- [Record excerpts]
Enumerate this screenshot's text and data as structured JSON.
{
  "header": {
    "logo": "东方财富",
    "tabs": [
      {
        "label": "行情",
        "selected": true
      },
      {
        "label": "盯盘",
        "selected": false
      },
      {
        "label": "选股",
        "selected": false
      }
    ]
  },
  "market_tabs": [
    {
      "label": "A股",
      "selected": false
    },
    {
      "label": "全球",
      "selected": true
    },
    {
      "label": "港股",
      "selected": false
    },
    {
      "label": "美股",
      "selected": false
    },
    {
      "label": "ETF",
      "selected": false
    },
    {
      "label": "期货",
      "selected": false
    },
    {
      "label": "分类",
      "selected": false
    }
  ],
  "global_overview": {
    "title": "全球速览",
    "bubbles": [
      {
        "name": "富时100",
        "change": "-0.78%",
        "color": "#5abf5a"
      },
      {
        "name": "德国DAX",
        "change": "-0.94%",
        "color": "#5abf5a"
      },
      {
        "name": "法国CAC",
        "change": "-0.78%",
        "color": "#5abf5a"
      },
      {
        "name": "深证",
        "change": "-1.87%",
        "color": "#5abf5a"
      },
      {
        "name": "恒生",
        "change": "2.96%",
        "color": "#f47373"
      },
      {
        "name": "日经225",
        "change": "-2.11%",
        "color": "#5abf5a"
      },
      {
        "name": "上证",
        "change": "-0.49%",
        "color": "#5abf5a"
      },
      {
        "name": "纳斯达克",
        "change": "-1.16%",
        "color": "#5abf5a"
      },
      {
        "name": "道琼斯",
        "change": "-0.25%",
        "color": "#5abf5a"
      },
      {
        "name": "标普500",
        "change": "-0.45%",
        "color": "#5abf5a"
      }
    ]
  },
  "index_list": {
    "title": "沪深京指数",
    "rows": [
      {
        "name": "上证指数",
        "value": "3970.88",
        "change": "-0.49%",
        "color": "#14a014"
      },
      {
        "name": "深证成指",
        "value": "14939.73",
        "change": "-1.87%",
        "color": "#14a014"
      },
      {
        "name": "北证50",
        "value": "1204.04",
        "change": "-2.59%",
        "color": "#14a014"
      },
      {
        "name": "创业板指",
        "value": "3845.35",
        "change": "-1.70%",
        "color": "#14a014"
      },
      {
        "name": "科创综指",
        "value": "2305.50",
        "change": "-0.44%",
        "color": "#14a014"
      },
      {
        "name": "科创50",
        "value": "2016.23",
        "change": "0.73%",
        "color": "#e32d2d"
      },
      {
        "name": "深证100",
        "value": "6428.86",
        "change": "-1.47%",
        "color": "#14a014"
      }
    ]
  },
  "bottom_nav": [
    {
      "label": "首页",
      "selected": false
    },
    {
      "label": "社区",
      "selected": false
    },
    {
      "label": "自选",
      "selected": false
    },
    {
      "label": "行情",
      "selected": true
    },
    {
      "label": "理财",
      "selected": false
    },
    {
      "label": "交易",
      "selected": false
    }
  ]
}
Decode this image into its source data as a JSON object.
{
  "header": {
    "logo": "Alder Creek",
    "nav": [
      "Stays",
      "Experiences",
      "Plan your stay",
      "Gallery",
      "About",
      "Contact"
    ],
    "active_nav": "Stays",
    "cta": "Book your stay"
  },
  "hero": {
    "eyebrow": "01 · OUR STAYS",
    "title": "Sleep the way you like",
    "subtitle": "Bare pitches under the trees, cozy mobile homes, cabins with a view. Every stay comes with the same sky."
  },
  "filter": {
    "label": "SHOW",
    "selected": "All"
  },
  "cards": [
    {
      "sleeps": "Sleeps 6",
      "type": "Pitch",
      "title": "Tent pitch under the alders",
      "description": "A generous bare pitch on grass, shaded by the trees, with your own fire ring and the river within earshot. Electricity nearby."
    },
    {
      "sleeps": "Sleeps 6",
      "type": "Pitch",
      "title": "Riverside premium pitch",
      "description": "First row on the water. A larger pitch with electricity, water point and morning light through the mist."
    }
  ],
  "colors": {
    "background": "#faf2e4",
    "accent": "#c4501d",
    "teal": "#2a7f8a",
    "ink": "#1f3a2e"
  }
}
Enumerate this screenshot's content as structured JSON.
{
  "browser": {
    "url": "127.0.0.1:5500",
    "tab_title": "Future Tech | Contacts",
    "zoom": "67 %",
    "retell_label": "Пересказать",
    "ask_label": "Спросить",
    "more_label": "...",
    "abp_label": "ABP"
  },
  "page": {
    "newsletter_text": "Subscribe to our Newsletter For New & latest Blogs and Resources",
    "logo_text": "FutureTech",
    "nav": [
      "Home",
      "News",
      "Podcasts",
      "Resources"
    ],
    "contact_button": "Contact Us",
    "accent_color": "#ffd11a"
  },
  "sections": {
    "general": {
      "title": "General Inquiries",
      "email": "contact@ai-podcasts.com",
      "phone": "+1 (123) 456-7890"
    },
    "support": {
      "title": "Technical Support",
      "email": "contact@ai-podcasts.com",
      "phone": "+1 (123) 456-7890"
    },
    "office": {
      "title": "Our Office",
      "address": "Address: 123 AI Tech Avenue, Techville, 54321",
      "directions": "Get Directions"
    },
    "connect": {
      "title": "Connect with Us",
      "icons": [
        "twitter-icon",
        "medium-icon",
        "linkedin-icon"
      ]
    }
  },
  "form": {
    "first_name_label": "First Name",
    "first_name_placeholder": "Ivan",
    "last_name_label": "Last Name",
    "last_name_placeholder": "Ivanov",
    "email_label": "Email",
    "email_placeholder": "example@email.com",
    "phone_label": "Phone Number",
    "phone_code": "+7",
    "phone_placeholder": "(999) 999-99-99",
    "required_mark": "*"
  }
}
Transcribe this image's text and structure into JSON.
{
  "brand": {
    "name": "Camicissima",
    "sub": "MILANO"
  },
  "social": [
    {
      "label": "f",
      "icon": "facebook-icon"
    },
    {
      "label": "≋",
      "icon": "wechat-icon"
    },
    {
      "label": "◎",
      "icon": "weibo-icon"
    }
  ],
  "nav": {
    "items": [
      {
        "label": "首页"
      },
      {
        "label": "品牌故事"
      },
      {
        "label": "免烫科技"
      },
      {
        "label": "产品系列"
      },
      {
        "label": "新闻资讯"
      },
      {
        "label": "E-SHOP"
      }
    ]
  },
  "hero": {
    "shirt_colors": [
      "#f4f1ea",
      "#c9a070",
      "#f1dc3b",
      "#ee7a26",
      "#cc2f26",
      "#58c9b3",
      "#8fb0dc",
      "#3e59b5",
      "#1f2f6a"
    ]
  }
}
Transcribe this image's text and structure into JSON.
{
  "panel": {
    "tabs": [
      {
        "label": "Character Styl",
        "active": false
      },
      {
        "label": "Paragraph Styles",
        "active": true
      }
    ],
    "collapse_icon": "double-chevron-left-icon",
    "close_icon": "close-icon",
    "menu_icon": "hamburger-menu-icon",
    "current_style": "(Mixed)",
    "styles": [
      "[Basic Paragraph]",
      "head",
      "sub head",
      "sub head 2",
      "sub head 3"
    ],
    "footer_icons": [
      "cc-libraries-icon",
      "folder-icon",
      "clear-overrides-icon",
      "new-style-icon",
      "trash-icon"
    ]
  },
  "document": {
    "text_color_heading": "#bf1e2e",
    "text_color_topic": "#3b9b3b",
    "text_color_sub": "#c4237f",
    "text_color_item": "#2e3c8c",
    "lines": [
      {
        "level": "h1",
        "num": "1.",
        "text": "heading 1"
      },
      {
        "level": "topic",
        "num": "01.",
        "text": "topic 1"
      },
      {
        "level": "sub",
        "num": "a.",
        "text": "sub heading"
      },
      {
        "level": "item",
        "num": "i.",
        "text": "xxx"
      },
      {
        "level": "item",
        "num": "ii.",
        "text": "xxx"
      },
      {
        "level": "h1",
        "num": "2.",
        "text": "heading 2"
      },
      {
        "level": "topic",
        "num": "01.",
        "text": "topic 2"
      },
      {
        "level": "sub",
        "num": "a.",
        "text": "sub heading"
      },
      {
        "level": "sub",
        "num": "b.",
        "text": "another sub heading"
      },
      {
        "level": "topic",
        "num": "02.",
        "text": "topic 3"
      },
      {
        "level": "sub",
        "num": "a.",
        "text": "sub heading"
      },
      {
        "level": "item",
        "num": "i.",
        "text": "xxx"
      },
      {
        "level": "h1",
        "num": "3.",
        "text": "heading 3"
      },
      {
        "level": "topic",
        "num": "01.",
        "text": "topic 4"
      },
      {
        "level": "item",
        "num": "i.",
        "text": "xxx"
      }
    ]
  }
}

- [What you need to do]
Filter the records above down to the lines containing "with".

- [Expected answer]
    "subtitle": "Bare pitches under the trees, cozy mobile homes, cabins with a view. Every stay comes with the same sky."
      "description": "A generous bare pitch on grass, shaded by the trees, with your own fire ring and the river within earshot. Electricity nearby."
      "description": "First row on the water. A larger pitch with electricity, water point and morning light through the mist."
      "title": "Connect with Us",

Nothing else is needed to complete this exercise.